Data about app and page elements

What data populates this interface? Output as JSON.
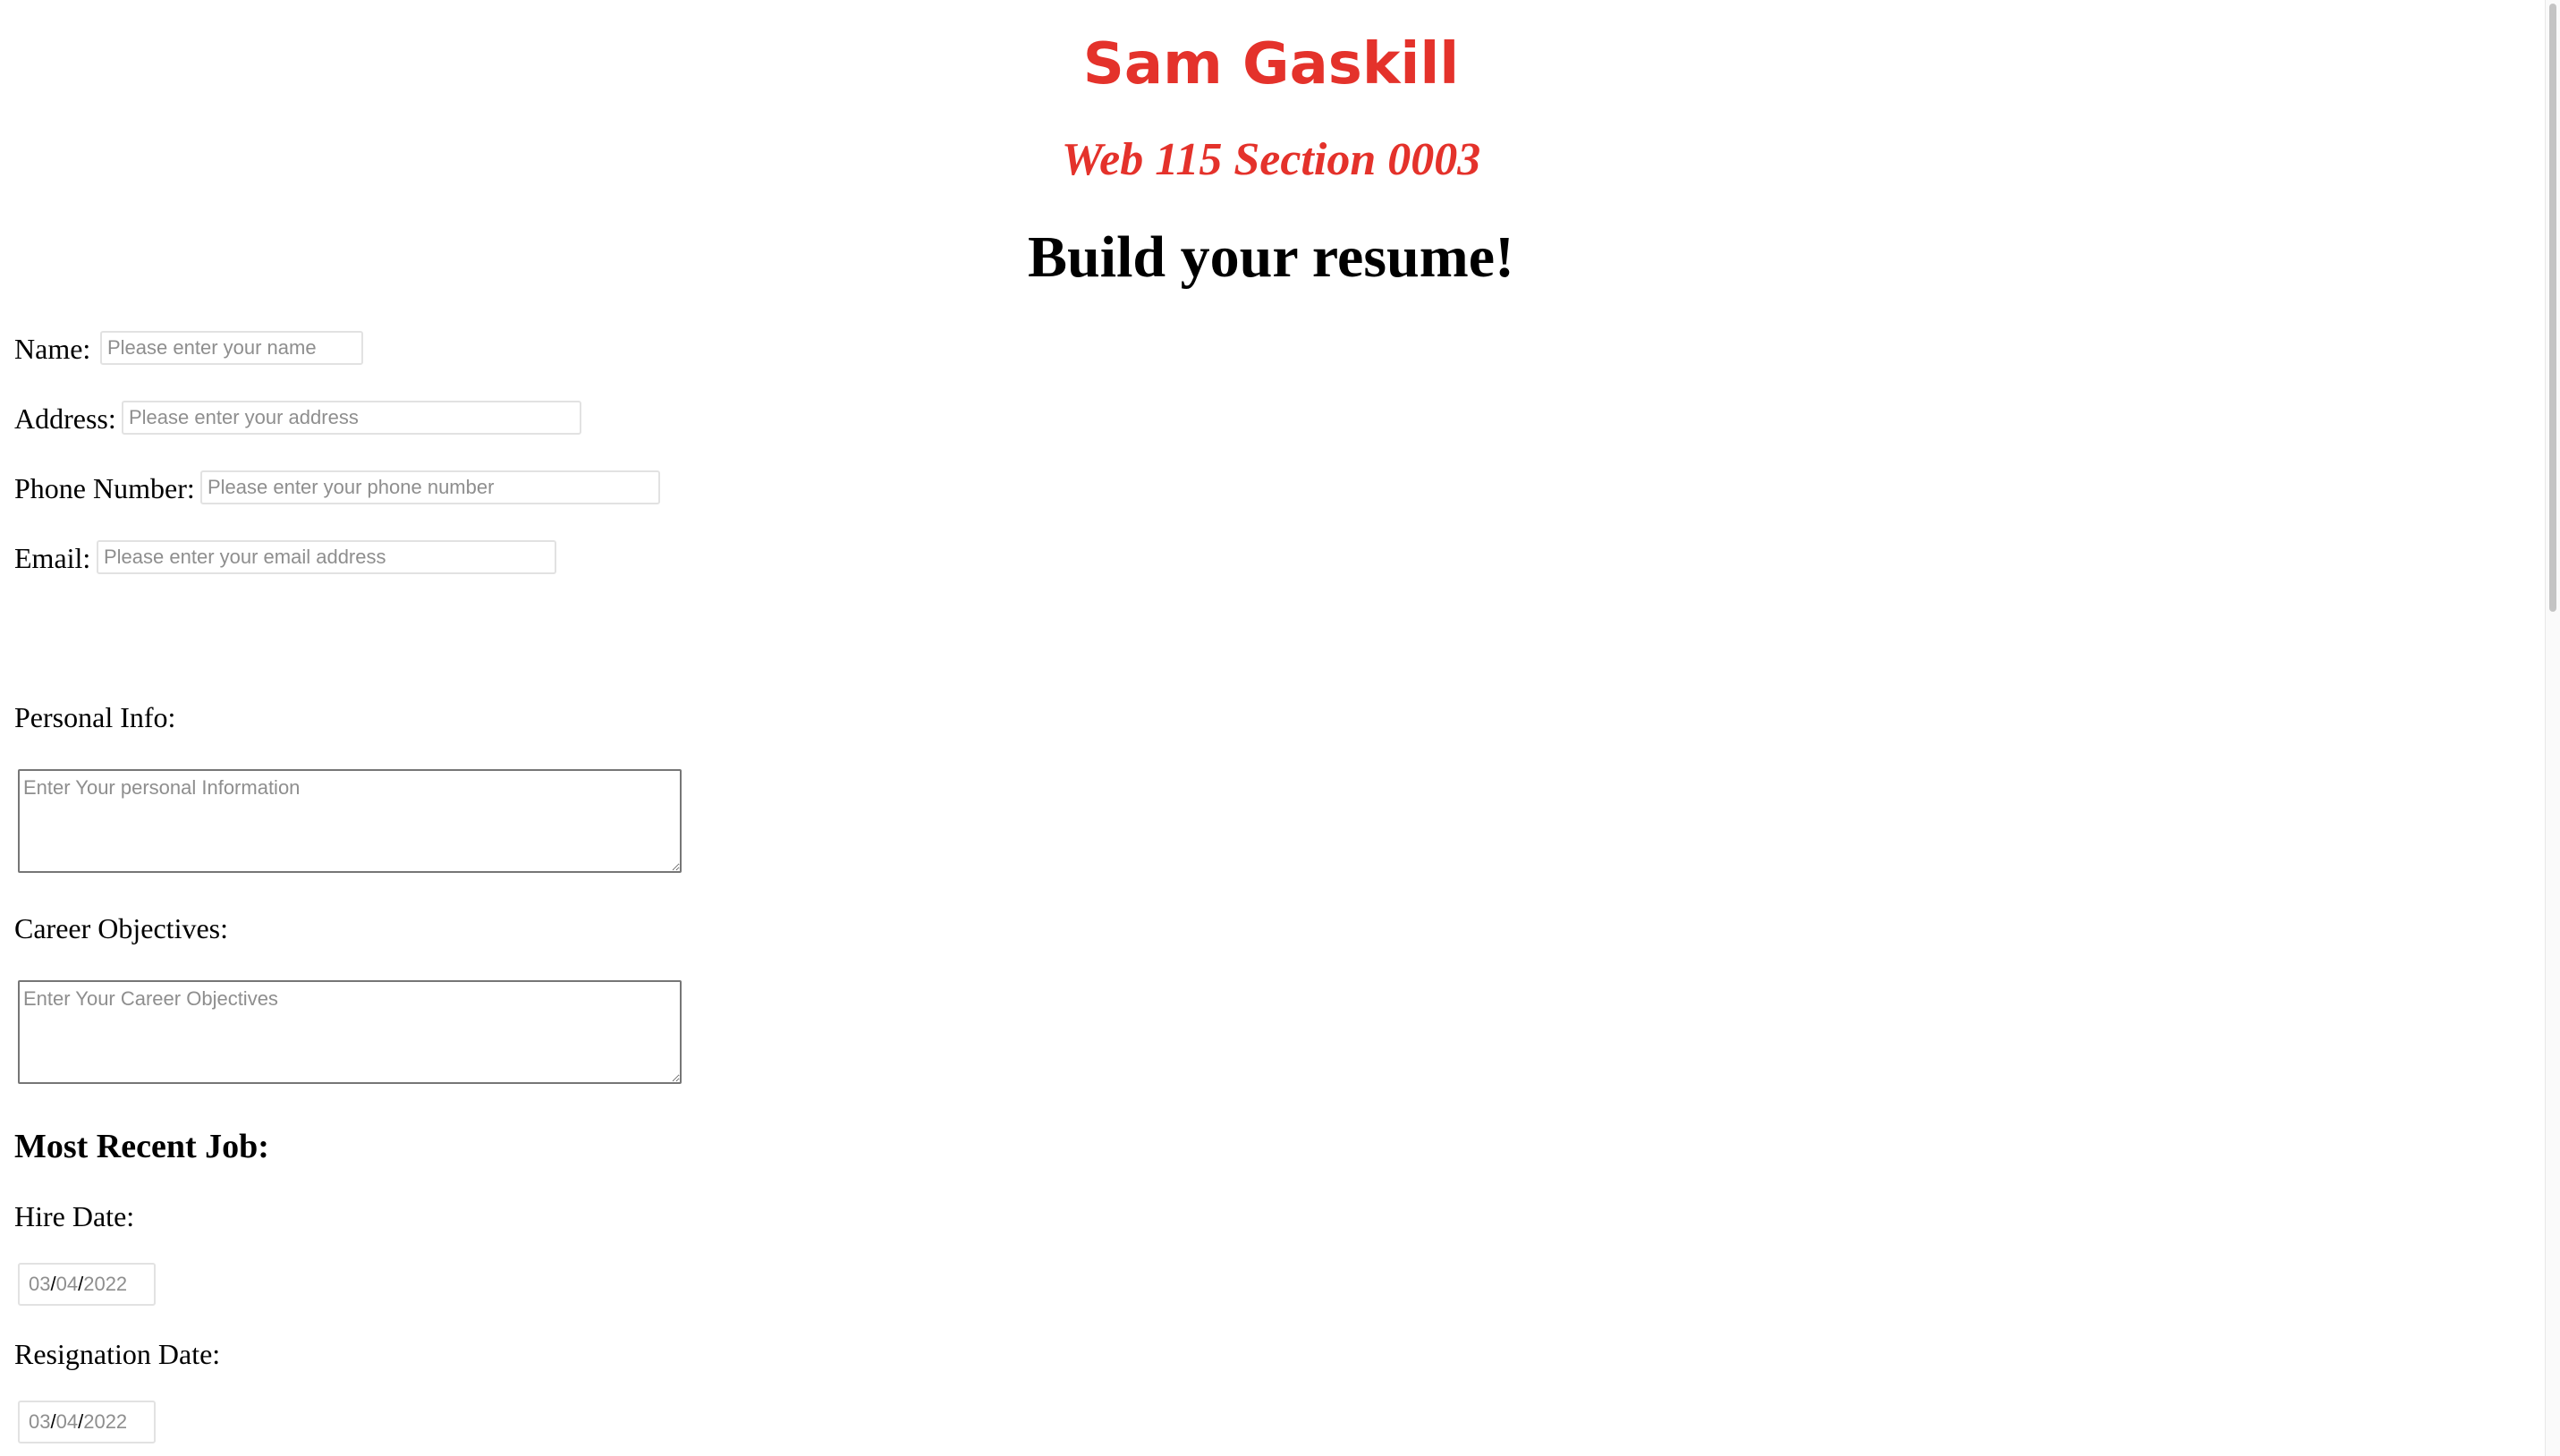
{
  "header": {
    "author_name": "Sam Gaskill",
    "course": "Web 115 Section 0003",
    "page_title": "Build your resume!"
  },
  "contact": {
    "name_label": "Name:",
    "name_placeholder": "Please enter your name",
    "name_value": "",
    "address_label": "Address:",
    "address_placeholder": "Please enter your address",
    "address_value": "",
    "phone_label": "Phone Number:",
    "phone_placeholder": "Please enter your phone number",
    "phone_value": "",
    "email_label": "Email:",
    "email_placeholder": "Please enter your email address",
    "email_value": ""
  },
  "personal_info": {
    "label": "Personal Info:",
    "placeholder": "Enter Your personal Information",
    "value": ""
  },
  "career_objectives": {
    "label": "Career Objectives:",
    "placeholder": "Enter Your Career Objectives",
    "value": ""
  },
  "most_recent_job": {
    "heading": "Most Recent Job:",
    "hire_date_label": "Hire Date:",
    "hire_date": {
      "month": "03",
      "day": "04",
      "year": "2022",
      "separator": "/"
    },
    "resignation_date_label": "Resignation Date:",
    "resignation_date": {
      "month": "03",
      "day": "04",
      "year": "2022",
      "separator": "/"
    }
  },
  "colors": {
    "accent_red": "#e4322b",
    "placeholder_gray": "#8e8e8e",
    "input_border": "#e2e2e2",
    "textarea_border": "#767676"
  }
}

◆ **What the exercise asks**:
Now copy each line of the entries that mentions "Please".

◆ **Answer for the task**:
    "name_placeholder": "Please enter your name",
    "address_placeholder": "Please enter your address",
    "phone_placeholder": "Please enter your phone number",
    "email_placeholder": "Please enter your email address",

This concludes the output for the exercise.